The U.S. government entered a partial shutdown Oct. 1 after Congress failed to pass a spending authorization bill for the financial year. It suspended some services and sent hundreds of thousands of workers on unpaid leave amid a disagreement between Republicans and Democrats.

The deadlock has coincided with the need to raise the government’s borrowing authority. Republicans demand changing the 2010 Affordable Care Act before doing so, while President Barack Obama has ruled out any negotiations on that aspect.

Senate Democrats plan a test vote before the end of this week on a measure that would grant Obama the authority to raise the debt limit, probably for a year unless two-thirds of both chambers of Congress disapprove.

The Treasury Department has said it is likely to hit the $16.7 trillion debt ceiling Oct. 17. If that happens, the government will run out of cash to pay all of its bills at some point between Oct. 22 and Oct. 31, according to the Congressional Budget Office.

German Economy

German factory orders unexpectedly fell in August, data showed. Orders, adjusted for seasonal swings and inflation, dropped 0.3 percent from July, when they fell a revised 1.9 percent, the Economy Ministry said. Economists had forecast a 1.1 percent increase in August, according to the median estimate in a Bloomberg News survey.

National benchmark indexes retreated in 16 of the 18 western-European markets. The U.K.’s FTSE 100 dropped 1.1 percent, while Germany’s DAX lost 0.4 percent. France’s CAC 40 slid 0.8 percent.

Telecom Italia fell 1.8 percent to 61.7 euro cents. A reduction of the BBB- long-term rating to BB+ is the “more likely outcome” after S&P concludes its review by the end of next month, the ratings company said yesterday, citing Telecom Italia’s uncertain strategic direction after Chief Executive Officer France Bernabe quit.

TGS Sinks

TGS Nopec Geophysical plunged 15 percent to 147.50 kroner, its largest drop since August 2011. Sales for the full year will be between $810 million and $870 million, the company said. That’s down from its previous forecast for revenue in the range between $920 million and $1 billion. The oilfield surveyor cited delays in getting permits for new surveys.

Petroleum Geo-Services ASA lost 7.5 percent to 67.95 kroner, its biggest decline in almost two years.

Getinge AB slumped 10 percent to 197.60 kronor, its largest drop since March 2009. The maker of sterilization systems said it will probably report a consolidated profit before tax of 560 million kronor ($87 million) to 570 million kronor for the third quarter. The average estimate in a Bloomberg survey of eight analysts is for pretax profit of 765 million kronor.

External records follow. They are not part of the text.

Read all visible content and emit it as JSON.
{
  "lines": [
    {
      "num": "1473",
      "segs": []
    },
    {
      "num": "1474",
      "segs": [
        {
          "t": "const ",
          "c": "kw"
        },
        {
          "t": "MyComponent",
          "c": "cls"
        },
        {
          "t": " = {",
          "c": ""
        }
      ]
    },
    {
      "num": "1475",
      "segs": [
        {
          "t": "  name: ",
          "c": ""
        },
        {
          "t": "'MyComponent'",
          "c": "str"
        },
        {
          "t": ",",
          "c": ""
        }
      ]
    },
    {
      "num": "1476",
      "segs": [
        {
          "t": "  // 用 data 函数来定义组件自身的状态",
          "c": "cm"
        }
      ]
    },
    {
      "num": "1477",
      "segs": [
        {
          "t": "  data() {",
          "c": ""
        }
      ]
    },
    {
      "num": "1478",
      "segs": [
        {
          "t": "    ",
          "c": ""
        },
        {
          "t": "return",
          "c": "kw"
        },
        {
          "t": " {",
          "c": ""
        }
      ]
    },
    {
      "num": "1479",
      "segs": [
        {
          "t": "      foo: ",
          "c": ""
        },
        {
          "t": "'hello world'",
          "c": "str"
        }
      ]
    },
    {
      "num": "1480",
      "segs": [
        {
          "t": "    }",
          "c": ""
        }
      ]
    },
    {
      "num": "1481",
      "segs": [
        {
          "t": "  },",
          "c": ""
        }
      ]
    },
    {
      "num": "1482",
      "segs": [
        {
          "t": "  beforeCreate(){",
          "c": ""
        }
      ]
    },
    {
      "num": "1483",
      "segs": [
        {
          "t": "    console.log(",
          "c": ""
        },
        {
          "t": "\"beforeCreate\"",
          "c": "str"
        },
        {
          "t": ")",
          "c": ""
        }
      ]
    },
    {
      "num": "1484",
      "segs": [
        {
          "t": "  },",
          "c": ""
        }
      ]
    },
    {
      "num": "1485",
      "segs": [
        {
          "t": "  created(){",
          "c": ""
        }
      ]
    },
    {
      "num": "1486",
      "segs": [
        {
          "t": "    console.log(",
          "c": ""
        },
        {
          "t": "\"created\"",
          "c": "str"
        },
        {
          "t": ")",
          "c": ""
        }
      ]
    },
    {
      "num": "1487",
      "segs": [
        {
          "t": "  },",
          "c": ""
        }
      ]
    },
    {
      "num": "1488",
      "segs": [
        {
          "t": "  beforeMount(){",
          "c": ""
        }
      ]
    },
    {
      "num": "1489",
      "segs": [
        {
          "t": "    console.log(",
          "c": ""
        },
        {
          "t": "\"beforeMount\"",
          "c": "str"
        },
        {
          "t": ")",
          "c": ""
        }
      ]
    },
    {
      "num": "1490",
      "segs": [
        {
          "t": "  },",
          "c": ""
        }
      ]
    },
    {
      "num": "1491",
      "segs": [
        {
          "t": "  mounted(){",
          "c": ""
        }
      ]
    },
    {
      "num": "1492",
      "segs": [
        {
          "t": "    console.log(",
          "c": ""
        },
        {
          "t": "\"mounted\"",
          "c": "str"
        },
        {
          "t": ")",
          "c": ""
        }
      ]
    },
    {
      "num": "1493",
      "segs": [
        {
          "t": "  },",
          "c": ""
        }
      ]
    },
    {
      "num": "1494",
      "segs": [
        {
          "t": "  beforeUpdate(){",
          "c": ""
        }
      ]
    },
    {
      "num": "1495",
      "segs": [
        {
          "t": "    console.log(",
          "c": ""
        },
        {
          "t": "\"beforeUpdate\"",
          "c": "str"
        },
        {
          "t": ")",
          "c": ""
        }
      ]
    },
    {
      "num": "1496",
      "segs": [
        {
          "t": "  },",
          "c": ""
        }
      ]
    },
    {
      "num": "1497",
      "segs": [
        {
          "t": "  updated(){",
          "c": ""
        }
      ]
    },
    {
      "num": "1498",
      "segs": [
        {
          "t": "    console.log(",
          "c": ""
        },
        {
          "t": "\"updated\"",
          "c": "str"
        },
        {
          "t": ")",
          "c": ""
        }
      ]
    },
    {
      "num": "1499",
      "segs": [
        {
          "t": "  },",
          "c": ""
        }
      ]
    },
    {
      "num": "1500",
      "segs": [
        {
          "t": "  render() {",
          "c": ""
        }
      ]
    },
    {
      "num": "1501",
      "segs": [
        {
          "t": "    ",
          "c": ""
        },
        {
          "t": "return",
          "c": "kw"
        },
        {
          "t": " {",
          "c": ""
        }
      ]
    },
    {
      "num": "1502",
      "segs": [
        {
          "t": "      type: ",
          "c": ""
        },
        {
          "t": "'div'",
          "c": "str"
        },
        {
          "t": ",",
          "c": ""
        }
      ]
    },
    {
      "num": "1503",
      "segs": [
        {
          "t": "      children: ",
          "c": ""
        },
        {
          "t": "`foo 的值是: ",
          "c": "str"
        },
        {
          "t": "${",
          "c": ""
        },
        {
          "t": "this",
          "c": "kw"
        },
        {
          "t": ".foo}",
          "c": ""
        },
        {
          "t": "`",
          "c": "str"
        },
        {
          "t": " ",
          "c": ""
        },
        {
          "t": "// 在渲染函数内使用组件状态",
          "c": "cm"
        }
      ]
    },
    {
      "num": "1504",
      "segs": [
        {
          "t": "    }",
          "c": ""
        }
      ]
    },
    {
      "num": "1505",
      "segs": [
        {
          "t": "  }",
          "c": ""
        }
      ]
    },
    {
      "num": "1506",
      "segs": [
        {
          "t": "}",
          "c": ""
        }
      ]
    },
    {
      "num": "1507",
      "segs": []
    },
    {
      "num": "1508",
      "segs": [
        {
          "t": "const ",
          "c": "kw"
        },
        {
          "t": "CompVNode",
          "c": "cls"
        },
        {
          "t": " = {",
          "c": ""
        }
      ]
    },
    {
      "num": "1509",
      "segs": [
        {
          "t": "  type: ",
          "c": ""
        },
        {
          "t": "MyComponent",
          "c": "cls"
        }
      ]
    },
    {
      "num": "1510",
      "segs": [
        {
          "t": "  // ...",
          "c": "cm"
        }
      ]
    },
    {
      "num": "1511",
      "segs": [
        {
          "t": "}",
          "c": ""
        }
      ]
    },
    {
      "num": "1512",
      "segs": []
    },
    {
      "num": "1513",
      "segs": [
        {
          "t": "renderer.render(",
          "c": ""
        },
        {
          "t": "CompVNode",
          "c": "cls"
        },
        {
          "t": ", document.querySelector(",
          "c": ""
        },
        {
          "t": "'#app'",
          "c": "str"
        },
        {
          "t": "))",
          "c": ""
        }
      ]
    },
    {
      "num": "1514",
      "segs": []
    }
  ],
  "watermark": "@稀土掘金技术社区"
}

Novartis AG slipped 1.3 percent to 67.20 Swiss francs after JPMorgan Chase cut its recommendation on the drugmaker to neutral from overweight, a rating similar to buy. The stock has rallied 17 percent so far this year, compared with a 15 percent increase for the Swiss Market Index.

Celesio jumped 20 percent to 20.49 euros, its biggest gain since at least January 1996 and highest price since June 2010. McKesson is in talks with majority shareholder Franz Haniel & Cie GmbH to acquire the German company and may offer to buy Celesio at about 22 euros a share, Dow Jones reported, citing people it didn’t identify.

Ocado Group Plc rose 5.1 percent to 450.5 pence, its highest price since it sold shares to the public in July 2010. Goldman Sachs Group Inc. recommended that investors buy the stock, saying the online grocer’s tie-up with Wm Morrison Supermarkets Plc will accelerate growth.